▸ **TASK STATEMENT**
Reproduce all records below exactly.

▸ **THE DATA**
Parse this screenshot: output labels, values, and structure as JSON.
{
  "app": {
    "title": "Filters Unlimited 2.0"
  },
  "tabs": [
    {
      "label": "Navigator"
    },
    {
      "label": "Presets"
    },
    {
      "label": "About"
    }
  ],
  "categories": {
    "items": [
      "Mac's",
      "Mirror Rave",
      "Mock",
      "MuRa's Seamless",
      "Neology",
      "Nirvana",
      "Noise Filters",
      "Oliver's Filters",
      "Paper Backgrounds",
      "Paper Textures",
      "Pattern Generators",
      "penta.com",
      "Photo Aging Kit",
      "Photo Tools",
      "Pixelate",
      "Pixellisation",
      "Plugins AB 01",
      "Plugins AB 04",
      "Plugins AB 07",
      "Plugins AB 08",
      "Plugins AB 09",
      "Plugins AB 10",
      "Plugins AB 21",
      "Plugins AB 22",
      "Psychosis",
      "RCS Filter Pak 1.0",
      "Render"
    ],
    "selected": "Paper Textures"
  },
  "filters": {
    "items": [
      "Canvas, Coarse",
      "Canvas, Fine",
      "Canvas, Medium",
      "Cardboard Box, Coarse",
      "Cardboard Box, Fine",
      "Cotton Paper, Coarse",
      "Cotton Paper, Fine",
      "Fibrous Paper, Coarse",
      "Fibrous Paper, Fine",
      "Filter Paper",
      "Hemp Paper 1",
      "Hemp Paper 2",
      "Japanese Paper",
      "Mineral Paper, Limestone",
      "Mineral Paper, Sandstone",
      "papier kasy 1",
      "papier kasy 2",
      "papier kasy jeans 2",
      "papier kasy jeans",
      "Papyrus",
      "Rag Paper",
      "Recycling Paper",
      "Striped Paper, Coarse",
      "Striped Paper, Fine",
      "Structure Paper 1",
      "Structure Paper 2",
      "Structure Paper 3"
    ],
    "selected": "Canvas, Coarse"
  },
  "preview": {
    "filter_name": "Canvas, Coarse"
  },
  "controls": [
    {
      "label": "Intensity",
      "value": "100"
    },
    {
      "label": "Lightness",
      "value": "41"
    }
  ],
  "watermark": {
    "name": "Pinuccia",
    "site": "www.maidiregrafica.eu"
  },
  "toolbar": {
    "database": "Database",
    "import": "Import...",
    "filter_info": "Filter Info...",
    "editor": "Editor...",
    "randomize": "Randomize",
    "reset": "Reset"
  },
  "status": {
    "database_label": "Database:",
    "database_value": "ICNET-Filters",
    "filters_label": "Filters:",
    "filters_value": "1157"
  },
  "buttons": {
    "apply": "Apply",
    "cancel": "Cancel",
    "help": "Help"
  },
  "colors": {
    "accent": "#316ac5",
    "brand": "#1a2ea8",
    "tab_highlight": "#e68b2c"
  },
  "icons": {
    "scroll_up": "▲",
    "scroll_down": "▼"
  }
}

▸ **RESULT**
Parse this screenshot: output labels, values, and structure as JSON.
{
  "app": {
    "title": "Filters Unlimited 2.0"
  },
  "tabs": [
    {
      "label": "Navigator"
    },
    {
      "label": "Presets"
    },
    {
      "label": "About"
    }
  ],
  "categories": {
    "items": [
      "Mac's",
      "Mirror Rave",
      "Mock",
      "MuRa's Seamless",
      "Neology",
      "Nirvana",
      "Noise Filters",
      "Oliver's Filters",
      "Paper Backgrounds",
      "Paper Textures",
      "Pattern Generators",
      "penta.com",
      "Photo Aging Kit",
      "Photo Tools",
      "Pixelate",
      "Pixellisation",
      "Plugins AB 01",
      "Plugins AB 04",
      "Plugins AB 07",
      "Plugins AB 08",
      "Plugins AB 09",
      "Plugins AB 10",
      "Plugins AB 21",
      "Plugins AB 22",
      "Psychosis",
      "RCS Filter Pak 1.0",
      "Render"
    ],
    "selected": "Paper Textures"
  },
  "filters": {
    "items": [
      "Canvas, Coarse",
      "Canvas, Fine",
      "Canvas, Medium",
      "Cardboard Box, Coarse",
      "Cardboard Box, Fine",
      "Cotton Paper, Coarse",
      "Cotton Paper, Fine",
      "Fibrous Paper, Coarse",
      "Fibrous Paper, Fine",
      "Filter Paper",
      "Hemp Paper 1",
      "Hemp Paper 2",
      "Japanese Paper",
      "Mineral Paper, Limestone",
      "Mineral Paper, Sandstone",
      "papier kasy 1",
      "papier kasy 2",
      "papier kasy jeans 2",
      "papier kasy jeans",
      "Papyrus",
      "Rag Paper",
      "Recycling Paper",
      "Striped Paper, Coarse",
      "Striped Paper, Fine",
      "Structure Paper 1",
      "Structure Paper 2",
      "Structure Paper 3"
    ],
    "selected": "Canvas, Coarse"
  },
  "preview": {
    "filter_name": "Canvas, Coarse"
  },
  "controls": [
    {
      "label": "Intensity",
      "value": "100"
    },
    {
      "label": "Lightness",
      "value": "41"
    }
  ],
  "watermark": {
    "name": "Pinuccia",
    "site": "www.maidiregrafica.eu"
  },
  "toolbar": {
    "database": "Database",
    "import": "Import...",
    "filter_info": "Filter Info...",
    "editor": "Editor...",
    "randomize": "Randomize",
    "reset": "Reset"
  },
  "status": {
    "database_label": "Database:",
    "database_value": "ICNET-Filters",
    "filters_label": "Filters:",
    "filters_value": "1157"
  },
  "buttons": {
    "apply": "Apply",
    "cancel": "Cancel",
    "help": "Help"
  },
  "colors": {
    "accent": "#316ac5",
    "brand": "#1a2ea8",
    "tab_highlight": "#e68b2c"
  },
  "icons": {
    "scroll_up": "▲",
    "scroll_down": "▼"
  }
}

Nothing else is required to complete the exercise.